Workers’ compensation is a form of insurance that can be invaluable for people who suffer injuries or illnesses which arise from performing job-related duties.
Although workers’ comp can provide coverage for medical treatment and supplementary lost wages, regardless of who’s at fault, there are situations where injured workers may face barriers to recovering the benefits they need. One situation involves employer drug testing.
Workers’ Comp Process & Drug Testing in New York: Potential Issues
Workers who suffer injuries must initiate the workers’ compensation process by reporting any accident, injury, or illness to their employer. What happens next depends on the circumstances involved, but will generally involve workers being treated in an emergency room, urgent care clinic, or by a workers’ comp doctor chosen by their employer.

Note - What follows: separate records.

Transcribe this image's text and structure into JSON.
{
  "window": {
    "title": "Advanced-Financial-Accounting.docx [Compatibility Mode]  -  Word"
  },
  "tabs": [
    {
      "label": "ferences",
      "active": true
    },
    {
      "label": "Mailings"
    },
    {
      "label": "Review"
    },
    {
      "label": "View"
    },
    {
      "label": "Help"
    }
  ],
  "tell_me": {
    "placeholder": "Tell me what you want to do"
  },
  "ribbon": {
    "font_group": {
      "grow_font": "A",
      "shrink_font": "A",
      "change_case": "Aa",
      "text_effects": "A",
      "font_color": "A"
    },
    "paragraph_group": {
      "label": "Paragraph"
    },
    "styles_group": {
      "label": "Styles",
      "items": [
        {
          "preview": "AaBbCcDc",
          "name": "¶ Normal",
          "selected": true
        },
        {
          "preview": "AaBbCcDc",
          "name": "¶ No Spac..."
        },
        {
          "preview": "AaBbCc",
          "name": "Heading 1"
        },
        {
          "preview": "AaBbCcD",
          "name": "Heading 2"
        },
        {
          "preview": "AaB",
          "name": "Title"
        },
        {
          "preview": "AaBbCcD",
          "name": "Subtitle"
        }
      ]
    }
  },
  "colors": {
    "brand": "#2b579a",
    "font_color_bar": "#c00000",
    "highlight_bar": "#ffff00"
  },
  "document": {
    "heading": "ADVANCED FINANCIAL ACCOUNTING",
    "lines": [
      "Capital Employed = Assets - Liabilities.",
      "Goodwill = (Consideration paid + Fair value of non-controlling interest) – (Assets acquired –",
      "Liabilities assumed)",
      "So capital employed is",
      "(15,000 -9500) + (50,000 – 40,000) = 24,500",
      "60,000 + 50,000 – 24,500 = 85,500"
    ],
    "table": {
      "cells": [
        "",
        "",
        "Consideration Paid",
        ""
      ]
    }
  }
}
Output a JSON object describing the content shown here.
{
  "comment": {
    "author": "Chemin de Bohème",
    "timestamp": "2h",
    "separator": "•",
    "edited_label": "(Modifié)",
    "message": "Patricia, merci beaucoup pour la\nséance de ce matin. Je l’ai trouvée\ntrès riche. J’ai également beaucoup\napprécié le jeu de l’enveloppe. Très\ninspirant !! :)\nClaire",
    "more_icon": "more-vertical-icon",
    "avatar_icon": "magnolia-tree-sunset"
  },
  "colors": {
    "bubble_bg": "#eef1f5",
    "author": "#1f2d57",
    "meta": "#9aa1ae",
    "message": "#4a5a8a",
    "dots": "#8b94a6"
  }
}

In either case, employers may have policies requiring injured workers to be drug tested as part of their initial evaluations following a work accident. Employer required drug tests can raise many challenges in a workers’ comp case, which is why contacting an experienced workers’ comp attorney as soon as possible after your accident can help you navigate the process ahead, and effectively handle any complexities that arise.
Common issues associated with workers’ comp drug tests include:
- Specific workplace policies – Because employers may have different policies when it comes to workplace accidents and drug testing, it is important to understand what those policies are in your workplace. While most employers require drug testing after a work injury, for example, some may require drug tests immediately after an accident, rather than at an initial medical evaluation, even if workers aren’t in need of emergency medical evaluations or treatment.
- Putting benefits at risk – Should workers test positive for controlled substances, they may be at risk of losing their workers’ comp benefits, including benefits for medical care and lost income, which are often critical to ensuring the health of injured workers and their ability to support themselves and their families when their injuries cause them to miss work. Section 10 of New York State Workers’ Compensation Law states that workers can be denied benefits if their injuries are caused solely by intoxication, but the law also presumes injuries are not caused solely by intoxication (§21(4)).
- Proving intoxication – There is some case law on positive drug tests and workers’ compensation in New York. One case involves a worker who tested positive for marijuana when a drug test was performed 18 hours after a workplace accident. Though the worker stated he did not consume marijuana on the day of the accident, and co-workers, supervisors, and EMTs described his condition as normal, the employer and workers’ comp carrier appealed the case. Ultimately, the court ruled that in order to overcome the state’s presumption that intoxication was not the sole cause of an accident, employers must show that “all evidence and reasonable inferences allow no other reasonable conclusion” that intoxication is the sole cause of an accident and worker injury. In short, there is a high burden employers must overcome.
- Employment risks – In addition to putting workers’ comp benefits on the chopping block, positive drug tests, or drug test refusals, may further put workers at risk of losing their jobs entirely. While employer policies can vary, some may specifically prohibit the use of drugs, including some lawfully prescribed medications, by workers who perform certain job duties, such as driving a commercial vehicle or operating a specific piece of equipment that can put others in danger when used improperly. When it comes to test refusals, the New York Workers’ Compensation Board has ruled in the past that refusing to comply with employer-required drug testing policies following a workplace accident can be grounds for termination. In many case the board has ruled that worker’s compensation benefits are still owed, even if a termination occurs based on refusal to take a drug test. However, the Board has taken a more discerning approach in recent years in an effort to determine enforceability of employer policies that may discourage employees from pursuing workers’ comp cases. The board has found that if a general policy has a disparate effect on those exercising protected workers comp rights it may be considered unlawful and discriminatory.
- Prescription medications – If you take a prescription medication, understanding your employer’s policy is important. Some drugs can be used effectively and safely by workers under the supervision of a treating medical professional, and in compliance with an employer’s policies. As such, showing proof of a valid prescription could resolve any potential barriers to benefits. Because some employers may have specific rules and regulations regarding the use of prescribed medications, however, even a lawfully prescribed drug could create problems during the workers’ comp process for some injured employees.
Help from Experienced New York Workers’ Comp Attorneys
Not every employer requires drug testing after a workplace accident, and a positive drug test or drug test refusal in and of itself does not mean benefits will be barred automatically. However, it can place workers’ comp benefits, and in some cases, employment, at risk, and create additional hurdles for injured workers to address and overcome in order to obtain the benefits they need.
At The Perecman Firm, P.L.L.C., our firm has earned national recognition for our work representing all types of injured workers following workplace injuries, including those resulting from construction accidents. If you have questions about a recent workplace accident, your rights, and how our team can guide you through the journey ahead, call (212) 577-9325 or contact us online.